WHAT THE TASK REQUIRES:
Locate the word "Service" in the entries below, then gather every line that holds it.

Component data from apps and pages
=== Begin Enclosure ===

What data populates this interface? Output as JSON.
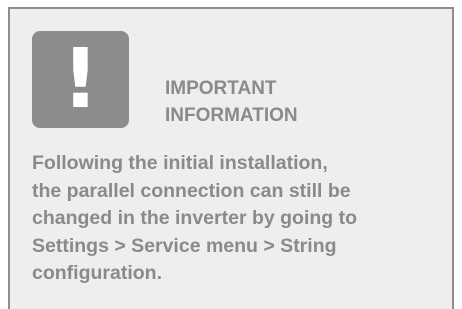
{
  "notice": {
    "icon": "exclamation-icon",
    "icon_glyph": "!",
    "title": "IMPORTANT\nINFORMATION",
    "body": "Following the initial installation,\nthe parallel connection can still be\nchanged in the inverter by going to\nSettings > Service menu > String\nconfiguration."
  },
  "colors": {
    "box_background": "#eeeeee",
    "border": "#8e8e8e",
    "icon_background": "#8c8c8c",
    "text": "#8a8a8a"
  }
}
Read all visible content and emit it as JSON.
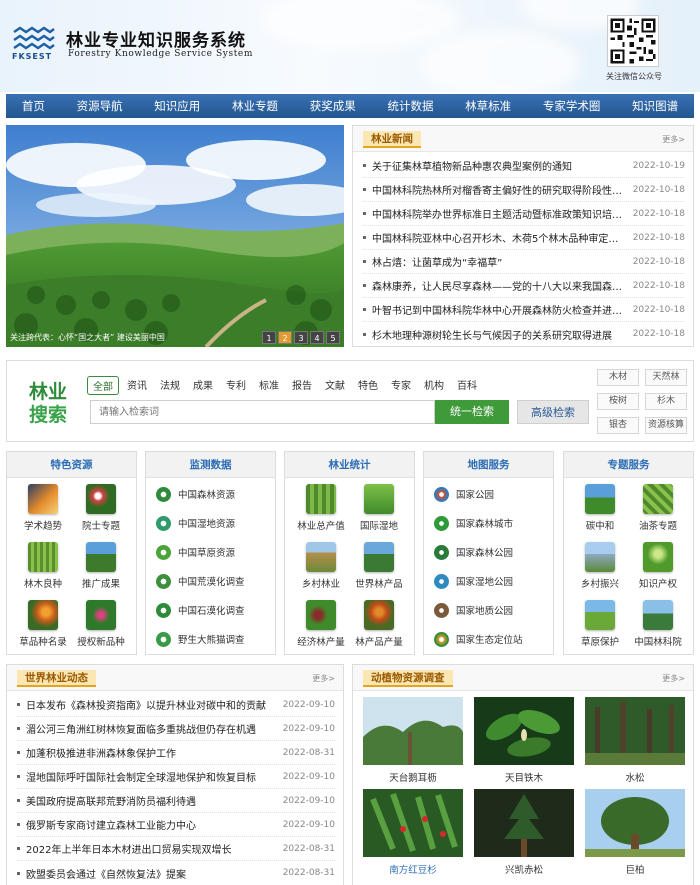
{
  "header": {
    "logo_abbr": "FKSEST",
    "title": "林业专业知识服务系统",
    "subtitle": "Forestry Knowledge Service System",
    "qr_caption": "关注微信公众号"
  },
  "nav": [
    "首页",
    "资源导航",
    "知识应用",
    "林业专题",
    "获奖成果",
    "统计数据",
    "林草标准",
    "专家学术圈",
    "知识图谱"
  ],
  "banner": {
    "caption": "关注跨代表：心怀“国之大者” 建设美丽中国",
    "pages": [
      "1",
      "2",
      "3",
      "4",
      "5"
    ],
    "active_page": 2
  },
  "forestry_news": {
    "title": "林业新闻",
    "more": "更多>",
    "items": [
      {
        "title": "关于征集林草植物新品种惠农典型案例的通知",
        "date": "2022-10-19"
      },
      {
        "title": "中国林科院热林所对榴香寄主偏好性的研究取得阶段性进展",
        "date": "2022-10-18"
      },
      {
        "title": "中国林科院举办世界标准日主题活动暨标准政策知识培训会",
        "date": "2022-10-18"
      },
      {
        "title": "中国林科院亚林中心召开杉木、木荷5个林木品种审定现场会",
        "date": "2022-10-18"
      },
      {
        "title": "林占熺：让菌草成为“幸福草”",
        "date": "2022-10-18"
      },
      {
        "title": "森林康养，让人民尽享森林——党的十八大以来我国森林康养",
        "date": "2022-10-18"
      },
      {
        "title": "叶智书记到中国林科院华林中心开展森林防火检查并进行调研",
        "date": "2022-10-18"
      },
      {
        "title": "杉木地理种源树轮生长与气候因子的关系研究取得进展",
        "date": "2022-10-18"
      }
    ]
  },
  "search": {
    "logo_line1": "林业",
    "logo_line2": "搜索",
    "tabs": [
      "全部",
      "资讯",
      "法规",
      "成果",
      "专利",
      "标准",
      "报告",
      "文献",
      "特色",
      "专家",
      "机构",
      "百科"
    ],
    "placeholder": "请输入检索词",
    "search_button": "统一检索",
    "advanced_button": "高级检索",
    "keywords": [
      "木材",
      "天然林",
      "桉树",
      "杉木",
      "银杏",
      "资源核算"
    ]
  },
  "categories": [
    {
      "title": "特色资源",
      "tiles": [
        "学术趋势",
        "院士专题",
        "林木良种",
        "推广成果",
        "草品种名录",
        "授权新品种"
      ]
    },
    {
      "title": "监测数据",
      "links": [
        "中国森林资源",
        "中国湿地资源",
        "中国草原资源",
        "中国荒漠化调查",
        "中国石漠化调查",
        "野生大熊猫调查"
      ]
    },
    {
      "title": "林业统计",
      "tiles": [
        "林业总产值",
        "国际湿地",
        "乡村林业",
        "世界林产品",
        "经济林产量",
        "林产品产量"
      ]
    },
    {
      "title": "地图服务",
      "links": [
        "国家公园",
        "国家森林城市",
        "国家森林公园",
        "国家湿地公园",
        "国家地质公园",
        "国家生态定位站"
      ]
    },
    {
      "title": "专题服务",
      "tiles": [
        "碳中和",
        "油茶专题",
        "乡村振兴",
        "知识产权",
        "草原保护",
        "中国林科院"
      ]
    }
  ],
  "world_news": {
    "title": "世界林业动态",
    "more": "更多>",
    "items": [
      {
        "title": "日本发布《森林投资指南》以提升林业对碳中和的贡献",
        "date": "2022-09-10"
      },
      {
        "title": "湄公河三角洲红树林恢复面临多重挑战但仍存在机遇",
        "date": "2022-09-10"
      },
      {
        "title": "加蓬积极推进非洲森林象保护工作",
        "date": "2022-08-31"
      },
      {
        "title": "湿地国际呼吁国际社会制定全球湿地保护和恢复目标",
        "date": "2022-09-10"
      },
      {
        "title": "美国政府提高联邦荒野消防员福利待遇",
        "date": "2022-09-10"
      },
      {
        "title": "俄罗斯专家商讨建立森林工业能力中心",
        "date": "2022-09-10"
      },
      {
        "title": "2022年上半年日本木材进出口贸易实现双增长",
        "date": "2022-08-31"
      },
      {
        "title": "欧盟委员会通过《自然恢复法》提案",
        "date": "2022-08-31"
      }
    ]
  },
  "animal_survey": {
    "title": "动植物资源调查",
    "more": "更多>",
    "items": [
      "天台鹅耳枥",
      "天目铁木",
      "水松",
      "南方红豆杉",
      "兴凯赤松",
      "巨柏"
    ],
    "highlight_index": 3
  },
  "colors": {
    "nav": "#2b5f9e",
    "accent_green": "#3f9a3a",
    "tag_bg": "#fbe7b3",
    "title_blue": "#2b6db5"
  }
}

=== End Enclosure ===

EXERCISE OUTPUT:
    "body": "Following the initial installation,\nthe parallel connection can still be\nchanged in the inverter by going to\nSettings > Service menu > String\nconfiguration."
    "subtitle": "Forestry Knowledge Service System",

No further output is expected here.